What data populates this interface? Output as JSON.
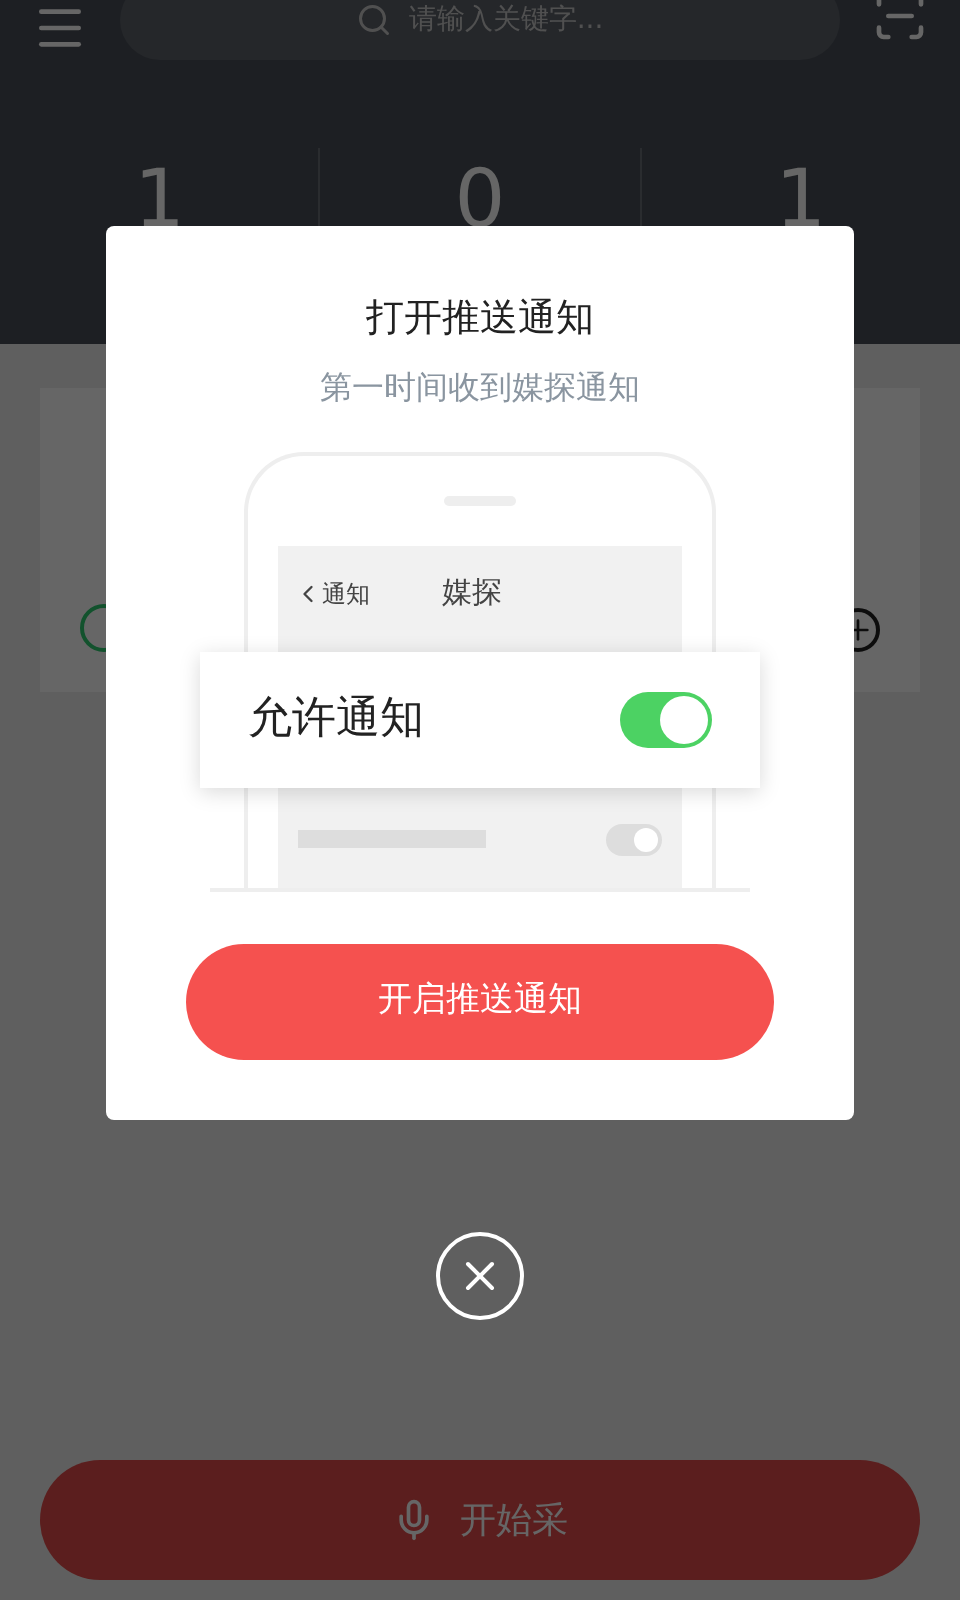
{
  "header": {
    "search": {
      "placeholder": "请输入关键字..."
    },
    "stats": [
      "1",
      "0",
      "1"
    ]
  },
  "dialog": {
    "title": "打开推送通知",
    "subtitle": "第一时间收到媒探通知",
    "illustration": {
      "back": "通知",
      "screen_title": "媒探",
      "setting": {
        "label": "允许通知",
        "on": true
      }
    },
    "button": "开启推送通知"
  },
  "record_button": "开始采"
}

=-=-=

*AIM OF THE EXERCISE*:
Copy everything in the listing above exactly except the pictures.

*ANSWER TO THE PROBLEM*:
What data populates this interface? Output as JSON.
{
  "header": {
    "search": {
      "placeholder": "请输入关键字..."
    },
    "stats": [
      "1",
      "0",
      "1"
    ]
  },
  "dialog": {
    "title": "打开推送通知",
    "subtitle": "第一时间收到媒探通知",
    "illustration": {
      "back": "通知",
      "screen_title": "媒探",
      "setting": {
        "label": "允许通知",
        "on": true
      }
    },
    "button": "开启推送通知"
  },
  "record_button": "开始采"
}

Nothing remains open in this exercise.